said, he should have been glad if some suggestions had been offered for the prevention of desertion. There could be no doubt that a method could be discovered, and to the military mind that method was simple. What we really ought to do was to revert to the old practice of marking men for desertion. It would prevent the crime of re-enlistment. He did not think there would be any objection on the part of the officers to being marked as well as the men. So far as he was concerned, he had no objection to it. He had the honour to wear Her Majesty's decoration on his breast, and he should have no objection to carry her name on his shoulder. The perpetual courts martial that were being held tended to degrade and lower the Service—some men deserted eight or 10 times. He would suggest that a provision might be introduced into the Mutiny Act making desertion and other military crimes punishable by extended service and sending the men on foreign service. Why not have battalions formed of deserters, and those battalions sent to India?


said, he did not see any necessity for altering the Mutiny Act in regard to this question of desertion. He certainly did not like the idea of "a condemned corps," or of a degrading punishment for what was not an offence against the civil law. He would rather scatter men who had deserted among various regiments and send them where the services of those regiments were required—for he believed that if they were to distribute these men among the various regiments who were engaged on active service, there was a fair chance of their turning out good soldiers. He desired to point out to their Lordships that the statistics of desertion, when unexplained, were calculated to give a false and exaggerated idea of the number of actual deserters. This arose from the fact that one man sometimes deserted over and over again, and re-entered the Service as often, now entering one regiment and at another time joining another; so that when, say, 200 desertions were put down in the statistics, the reader might imagine that the reference was to 200 different deserters; whereas an analysis would show that, perhaps, eight or nine of those deser- tions had been by one individual. As to marking, he never could understand the severity of that punishment—it was unfortunate that the term "branding" had ever been applied to that process—it was an unfortunate word to use, and had a very disagreeable and deterring sound. He thought that instead of reverting to what was known as "branding," there might be light tattooing. Many of their friends got themselves tattood through fancy; and his noble Friend (Lord Abinger) said that the officers would not object to a mark. All that was wanted was some indication for the medical man examining recruits by which he might know that fact when inspecting a man who had been in the Service, so that the latter might at once be called to account for again presenting himself. In that way much of the constant desertion and re-enlistment that had been going on would be prevented. The noble Lord (Lord Ellenborough) appeared to be under an erroneous impression as to the present system of enlistment. The object of that system had been to promote and not destroy local connection; but enlistment could not he completely local for this reason—that in some parts of the country young men did not enlist and in others they did in considerable numbers, and our recruiting sergeants could not be debarred from taking men where they could get them. Again, the military authorities did not prevent a man from enlisting in any corps he liked. The only difficulty in the way of selection in that respect was when the regiment which the recruit liked to join was already full.

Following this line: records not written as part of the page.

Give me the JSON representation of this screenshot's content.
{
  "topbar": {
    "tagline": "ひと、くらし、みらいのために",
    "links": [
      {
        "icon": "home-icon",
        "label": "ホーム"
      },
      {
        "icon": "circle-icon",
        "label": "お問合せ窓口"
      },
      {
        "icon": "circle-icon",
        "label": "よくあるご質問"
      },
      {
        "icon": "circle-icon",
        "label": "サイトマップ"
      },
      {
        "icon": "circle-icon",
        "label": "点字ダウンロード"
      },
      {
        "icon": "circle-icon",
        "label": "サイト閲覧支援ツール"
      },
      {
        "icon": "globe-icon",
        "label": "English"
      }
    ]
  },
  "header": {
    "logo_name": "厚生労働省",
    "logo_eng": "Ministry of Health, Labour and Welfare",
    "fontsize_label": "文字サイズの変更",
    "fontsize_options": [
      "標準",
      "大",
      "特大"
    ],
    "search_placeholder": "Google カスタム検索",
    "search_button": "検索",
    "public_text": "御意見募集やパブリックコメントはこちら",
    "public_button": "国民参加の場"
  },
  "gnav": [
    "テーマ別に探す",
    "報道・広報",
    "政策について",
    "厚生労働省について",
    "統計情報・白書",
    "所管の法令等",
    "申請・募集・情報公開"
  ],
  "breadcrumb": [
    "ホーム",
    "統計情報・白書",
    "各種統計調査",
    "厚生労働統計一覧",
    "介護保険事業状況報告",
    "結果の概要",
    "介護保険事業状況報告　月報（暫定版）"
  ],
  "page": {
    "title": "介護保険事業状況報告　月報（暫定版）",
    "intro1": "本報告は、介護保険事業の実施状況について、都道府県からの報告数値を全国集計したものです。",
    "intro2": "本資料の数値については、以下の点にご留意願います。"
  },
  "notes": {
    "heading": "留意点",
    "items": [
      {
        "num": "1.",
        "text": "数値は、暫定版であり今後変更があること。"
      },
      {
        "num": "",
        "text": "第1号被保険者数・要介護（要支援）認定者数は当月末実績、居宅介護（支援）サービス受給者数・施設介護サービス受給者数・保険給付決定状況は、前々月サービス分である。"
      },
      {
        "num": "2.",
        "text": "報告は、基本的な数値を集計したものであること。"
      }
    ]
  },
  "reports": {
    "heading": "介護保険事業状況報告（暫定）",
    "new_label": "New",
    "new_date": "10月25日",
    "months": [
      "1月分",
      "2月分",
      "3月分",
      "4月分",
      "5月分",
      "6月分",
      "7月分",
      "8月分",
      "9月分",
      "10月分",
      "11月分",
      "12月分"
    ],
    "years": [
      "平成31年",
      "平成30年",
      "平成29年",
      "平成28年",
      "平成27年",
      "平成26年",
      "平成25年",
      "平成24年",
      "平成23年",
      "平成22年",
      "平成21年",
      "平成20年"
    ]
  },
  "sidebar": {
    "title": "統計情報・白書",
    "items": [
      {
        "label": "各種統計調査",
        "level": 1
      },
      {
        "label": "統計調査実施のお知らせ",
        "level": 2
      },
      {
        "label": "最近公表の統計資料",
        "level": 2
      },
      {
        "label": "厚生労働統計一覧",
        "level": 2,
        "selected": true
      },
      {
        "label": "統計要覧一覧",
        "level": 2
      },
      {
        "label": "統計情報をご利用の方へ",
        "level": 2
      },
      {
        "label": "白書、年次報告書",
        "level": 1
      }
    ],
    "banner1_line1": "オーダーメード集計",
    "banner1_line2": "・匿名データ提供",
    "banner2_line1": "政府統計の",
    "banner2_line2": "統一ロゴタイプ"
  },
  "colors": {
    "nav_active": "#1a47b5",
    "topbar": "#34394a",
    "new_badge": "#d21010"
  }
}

said, that after the satisfactory explanation of the illustrious Duke, he would only make two remarks—one, that branding was done away with on the recommendation of a Royal Commission appointed when his Predecessor filled the office of Secretary for War—a Commission presided over by one of their Lordships, whom he had the pleasure now of seeing in the House; and the other, that after what had been said by the noble Lord (Lord Abinger) of the willingness of the officers to submit to their being marked as well as the men it might be well to refer the subject to the Select Committee of the other House, which would sit this Session to consider proposed changes in the Mutiny Act.